PROBLEM DESCRIPTION — Scan the entries for lines with the word "JSON" and copy those lines.

[Extracted data entries]
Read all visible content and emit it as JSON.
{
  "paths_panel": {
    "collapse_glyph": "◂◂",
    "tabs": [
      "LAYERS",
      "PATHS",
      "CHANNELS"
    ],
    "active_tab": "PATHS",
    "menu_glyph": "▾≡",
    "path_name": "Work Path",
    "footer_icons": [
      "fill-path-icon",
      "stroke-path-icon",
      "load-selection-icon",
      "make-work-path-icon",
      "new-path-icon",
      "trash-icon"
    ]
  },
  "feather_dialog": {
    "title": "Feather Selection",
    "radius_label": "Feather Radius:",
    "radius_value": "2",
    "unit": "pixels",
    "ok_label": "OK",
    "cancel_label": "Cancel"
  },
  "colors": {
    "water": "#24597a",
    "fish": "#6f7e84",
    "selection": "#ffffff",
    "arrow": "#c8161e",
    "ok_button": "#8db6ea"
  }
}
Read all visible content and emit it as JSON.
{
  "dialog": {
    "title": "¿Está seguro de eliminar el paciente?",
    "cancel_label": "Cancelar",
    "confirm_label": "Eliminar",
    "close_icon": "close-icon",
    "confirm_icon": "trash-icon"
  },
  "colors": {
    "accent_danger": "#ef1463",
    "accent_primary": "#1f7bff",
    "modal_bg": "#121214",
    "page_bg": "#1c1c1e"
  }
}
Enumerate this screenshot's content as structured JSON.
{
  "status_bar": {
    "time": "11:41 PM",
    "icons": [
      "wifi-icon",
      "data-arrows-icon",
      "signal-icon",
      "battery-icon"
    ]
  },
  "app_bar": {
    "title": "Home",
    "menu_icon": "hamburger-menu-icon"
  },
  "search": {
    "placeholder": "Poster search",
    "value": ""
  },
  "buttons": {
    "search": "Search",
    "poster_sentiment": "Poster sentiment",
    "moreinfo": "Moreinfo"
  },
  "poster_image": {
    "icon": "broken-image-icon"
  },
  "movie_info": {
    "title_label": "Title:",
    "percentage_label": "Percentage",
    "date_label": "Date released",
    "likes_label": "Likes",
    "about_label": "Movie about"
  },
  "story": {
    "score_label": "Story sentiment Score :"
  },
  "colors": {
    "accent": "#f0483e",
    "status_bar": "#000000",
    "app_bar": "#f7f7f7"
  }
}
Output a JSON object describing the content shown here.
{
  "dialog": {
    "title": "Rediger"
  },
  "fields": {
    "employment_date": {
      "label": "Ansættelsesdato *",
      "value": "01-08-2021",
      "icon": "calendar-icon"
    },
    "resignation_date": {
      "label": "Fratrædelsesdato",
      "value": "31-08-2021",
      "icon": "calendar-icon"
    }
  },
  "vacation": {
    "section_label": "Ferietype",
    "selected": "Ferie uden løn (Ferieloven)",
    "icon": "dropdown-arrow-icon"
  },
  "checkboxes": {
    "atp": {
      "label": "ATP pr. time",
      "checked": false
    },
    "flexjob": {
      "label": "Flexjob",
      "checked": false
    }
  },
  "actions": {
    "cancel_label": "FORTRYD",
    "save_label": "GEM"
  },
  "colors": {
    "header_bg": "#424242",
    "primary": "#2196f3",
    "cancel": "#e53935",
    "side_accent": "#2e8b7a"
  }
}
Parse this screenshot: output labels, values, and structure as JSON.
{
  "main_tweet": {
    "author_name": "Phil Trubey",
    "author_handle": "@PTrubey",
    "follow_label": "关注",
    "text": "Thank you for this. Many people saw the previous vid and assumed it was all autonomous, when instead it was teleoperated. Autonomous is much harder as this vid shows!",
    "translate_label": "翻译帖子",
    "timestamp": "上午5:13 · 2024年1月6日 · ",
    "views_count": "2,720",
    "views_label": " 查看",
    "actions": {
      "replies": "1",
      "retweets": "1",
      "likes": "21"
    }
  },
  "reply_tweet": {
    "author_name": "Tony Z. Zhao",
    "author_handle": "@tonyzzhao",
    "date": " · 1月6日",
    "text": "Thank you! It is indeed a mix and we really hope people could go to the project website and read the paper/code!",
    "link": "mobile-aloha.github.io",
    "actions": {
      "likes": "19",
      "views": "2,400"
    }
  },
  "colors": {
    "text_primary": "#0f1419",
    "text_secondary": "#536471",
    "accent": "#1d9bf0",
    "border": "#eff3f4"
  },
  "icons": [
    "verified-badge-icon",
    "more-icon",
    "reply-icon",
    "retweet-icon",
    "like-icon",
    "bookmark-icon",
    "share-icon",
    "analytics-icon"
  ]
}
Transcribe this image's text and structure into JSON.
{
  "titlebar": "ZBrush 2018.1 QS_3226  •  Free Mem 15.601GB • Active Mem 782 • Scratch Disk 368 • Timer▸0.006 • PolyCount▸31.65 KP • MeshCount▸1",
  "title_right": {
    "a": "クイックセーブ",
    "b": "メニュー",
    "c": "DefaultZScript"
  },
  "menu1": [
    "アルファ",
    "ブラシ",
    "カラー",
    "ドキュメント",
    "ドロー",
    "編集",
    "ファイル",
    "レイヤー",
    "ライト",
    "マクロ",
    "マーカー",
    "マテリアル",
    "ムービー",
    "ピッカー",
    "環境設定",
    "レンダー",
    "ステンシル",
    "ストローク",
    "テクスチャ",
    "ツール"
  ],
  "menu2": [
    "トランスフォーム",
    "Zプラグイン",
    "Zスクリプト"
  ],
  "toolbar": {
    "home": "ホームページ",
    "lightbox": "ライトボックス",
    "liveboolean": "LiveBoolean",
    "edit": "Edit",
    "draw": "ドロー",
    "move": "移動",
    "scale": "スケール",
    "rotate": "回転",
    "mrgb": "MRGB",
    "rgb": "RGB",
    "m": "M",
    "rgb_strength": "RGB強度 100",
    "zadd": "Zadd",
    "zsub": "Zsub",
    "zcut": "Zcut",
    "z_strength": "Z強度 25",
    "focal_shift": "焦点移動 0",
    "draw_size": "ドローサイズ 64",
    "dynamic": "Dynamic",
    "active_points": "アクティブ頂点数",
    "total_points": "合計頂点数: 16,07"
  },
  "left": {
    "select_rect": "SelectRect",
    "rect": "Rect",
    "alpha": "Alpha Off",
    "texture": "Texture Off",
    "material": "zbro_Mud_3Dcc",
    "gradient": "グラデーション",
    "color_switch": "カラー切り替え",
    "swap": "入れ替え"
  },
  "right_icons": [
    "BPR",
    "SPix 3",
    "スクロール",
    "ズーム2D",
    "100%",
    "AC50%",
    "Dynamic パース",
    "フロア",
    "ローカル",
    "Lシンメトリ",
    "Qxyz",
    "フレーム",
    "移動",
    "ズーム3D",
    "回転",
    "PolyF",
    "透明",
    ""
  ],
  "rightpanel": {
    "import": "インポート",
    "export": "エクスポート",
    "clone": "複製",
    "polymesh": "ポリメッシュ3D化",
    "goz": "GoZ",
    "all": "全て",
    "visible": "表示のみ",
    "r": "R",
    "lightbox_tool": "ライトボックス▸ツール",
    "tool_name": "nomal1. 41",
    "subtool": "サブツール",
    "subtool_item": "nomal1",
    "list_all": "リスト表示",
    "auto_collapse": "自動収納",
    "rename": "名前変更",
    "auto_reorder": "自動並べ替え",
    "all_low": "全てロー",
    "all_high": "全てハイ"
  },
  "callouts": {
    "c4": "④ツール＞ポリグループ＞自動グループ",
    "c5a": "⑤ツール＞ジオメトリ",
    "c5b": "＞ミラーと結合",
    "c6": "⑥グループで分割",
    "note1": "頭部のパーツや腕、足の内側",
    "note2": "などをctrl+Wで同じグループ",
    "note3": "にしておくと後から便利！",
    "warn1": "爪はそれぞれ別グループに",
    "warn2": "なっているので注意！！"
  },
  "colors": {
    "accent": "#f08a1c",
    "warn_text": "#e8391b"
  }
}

SOLUTION FOR THIS TASK —
Read all visible content and emit it as JSON.
Read all visible content and emit it as JSON.
Enumerate this screenshot's content as structured JSON.
Output a JSON object describing the content shown here.
Parse this screenshot: output labels, values, and structure as JSON.
Transcribe this image's text and structure into JSON.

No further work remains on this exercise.